Task to complete
Copy each line of the entries beneath that contains the word "link".

++++++

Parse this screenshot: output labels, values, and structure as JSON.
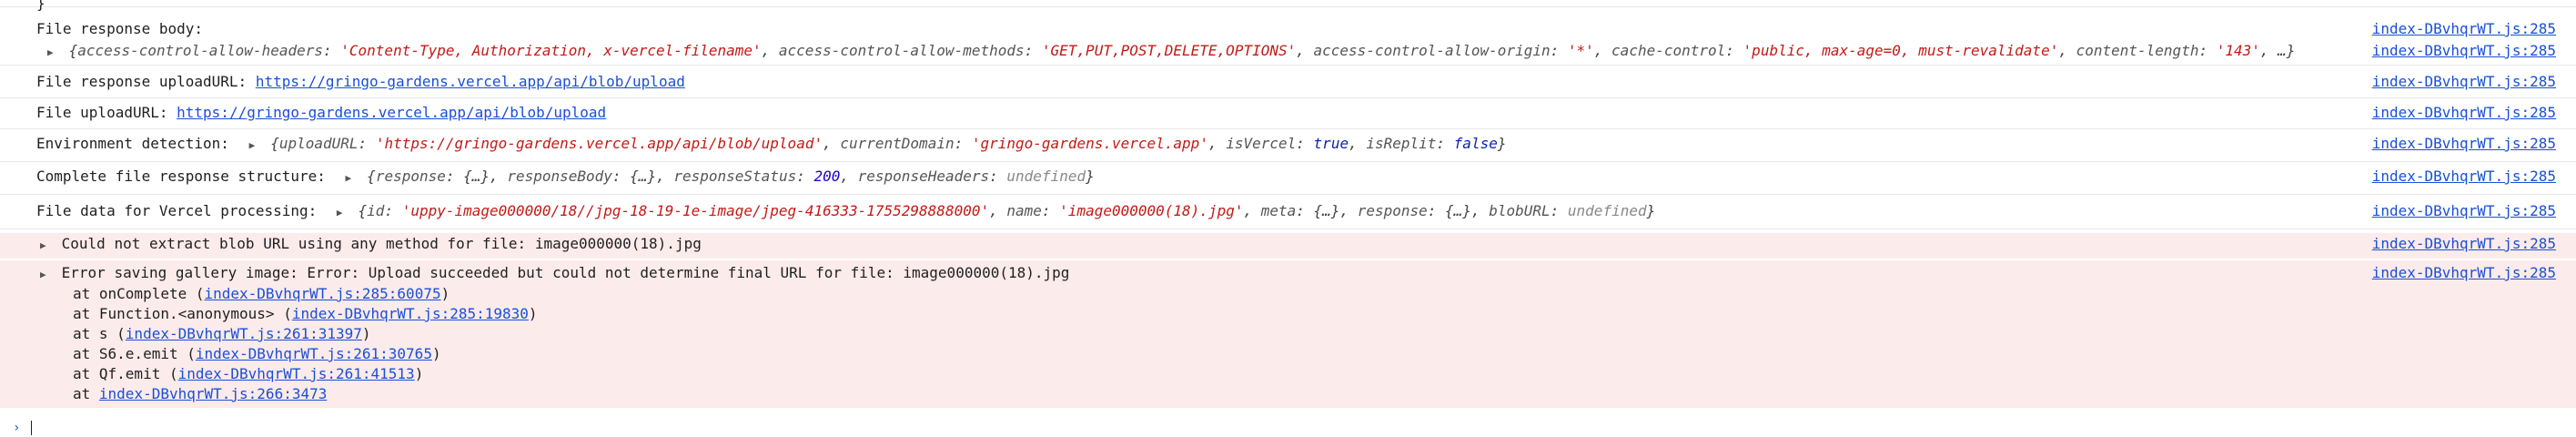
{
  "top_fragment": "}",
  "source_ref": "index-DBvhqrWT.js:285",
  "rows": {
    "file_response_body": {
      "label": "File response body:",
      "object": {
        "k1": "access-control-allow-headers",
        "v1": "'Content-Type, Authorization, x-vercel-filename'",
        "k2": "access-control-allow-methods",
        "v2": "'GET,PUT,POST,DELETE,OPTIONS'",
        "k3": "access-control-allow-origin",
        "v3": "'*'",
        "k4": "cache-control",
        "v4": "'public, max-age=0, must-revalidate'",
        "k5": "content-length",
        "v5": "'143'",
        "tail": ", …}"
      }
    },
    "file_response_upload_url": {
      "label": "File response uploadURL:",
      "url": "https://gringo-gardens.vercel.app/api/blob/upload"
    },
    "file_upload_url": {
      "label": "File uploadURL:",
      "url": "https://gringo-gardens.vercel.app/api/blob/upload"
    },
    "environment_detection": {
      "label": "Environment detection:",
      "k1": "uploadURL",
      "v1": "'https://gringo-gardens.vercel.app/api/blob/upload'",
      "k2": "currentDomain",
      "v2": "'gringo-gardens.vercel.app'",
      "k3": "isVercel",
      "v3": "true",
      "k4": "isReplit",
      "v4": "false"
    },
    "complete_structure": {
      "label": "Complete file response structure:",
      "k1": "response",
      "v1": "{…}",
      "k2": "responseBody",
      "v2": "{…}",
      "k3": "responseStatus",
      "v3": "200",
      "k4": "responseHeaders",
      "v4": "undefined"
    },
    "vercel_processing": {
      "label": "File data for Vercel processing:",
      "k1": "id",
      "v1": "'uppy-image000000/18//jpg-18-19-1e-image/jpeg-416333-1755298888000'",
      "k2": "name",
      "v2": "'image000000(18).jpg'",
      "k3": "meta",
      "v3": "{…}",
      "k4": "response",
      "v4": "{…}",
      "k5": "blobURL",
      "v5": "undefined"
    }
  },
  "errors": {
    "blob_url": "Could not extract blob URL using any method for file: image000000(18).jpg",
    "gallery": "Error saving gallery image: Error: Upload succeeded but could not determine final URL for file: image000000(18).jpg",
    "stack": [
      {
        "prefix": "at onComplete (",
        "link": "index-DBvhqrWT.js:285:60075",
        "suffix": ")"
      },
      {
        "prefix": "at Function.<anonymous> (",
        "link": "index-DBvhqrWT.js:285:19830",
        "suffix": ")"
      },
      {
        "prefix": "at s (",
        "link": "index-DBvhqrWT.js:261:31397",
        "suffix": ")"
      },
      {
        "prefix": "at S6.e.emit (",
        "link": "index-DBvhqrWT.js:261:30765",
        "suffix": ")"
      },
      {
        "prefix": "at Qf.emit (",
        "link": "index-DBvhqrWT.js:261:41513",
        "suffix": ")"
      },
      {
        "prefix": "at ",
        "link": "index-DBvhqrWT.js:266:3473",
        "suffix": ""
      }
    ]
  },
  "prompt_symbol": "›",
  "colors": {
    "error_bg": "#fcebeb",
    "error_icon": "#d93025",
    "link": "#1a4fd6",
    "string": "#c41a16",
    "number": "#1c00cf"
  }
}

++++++

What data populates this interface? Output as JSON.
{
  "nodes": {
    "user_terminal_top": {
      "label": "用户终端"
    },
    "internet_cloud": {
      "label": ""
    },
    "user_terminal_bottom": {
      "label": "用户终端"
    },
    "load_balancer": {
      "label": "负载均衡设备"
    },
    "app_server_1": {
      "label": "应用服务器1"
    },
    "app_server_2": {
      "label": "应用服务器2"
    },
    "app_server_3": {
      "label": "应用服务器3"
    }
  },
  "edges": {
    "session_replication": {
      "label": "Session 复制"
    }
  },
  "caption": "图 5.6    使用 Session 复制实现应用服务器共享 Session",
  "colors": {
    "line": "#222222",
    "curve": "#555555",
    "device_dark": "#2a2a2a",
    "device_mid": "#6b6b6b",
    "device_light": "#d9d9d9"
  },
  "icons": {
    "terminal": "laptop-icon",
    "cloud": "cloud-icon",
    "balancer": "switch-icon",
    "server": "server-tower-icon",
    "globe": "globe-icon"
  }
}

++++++

Solution to the problem
        "link": "index-DBvhqrWT.js:285:60075",
        "link": "index-DBvhqrWT.js:285:19830",
        "link": "index-DBvhqrWT.js:261:31397",
        "link": "index-DBvhqrWT.js:261:30765",
        "link": "index-DBvhqrWT.js:261:41513",
        "link": "index-DBvhqrWT.js:266:3473",
    "link": "#1a4fd6",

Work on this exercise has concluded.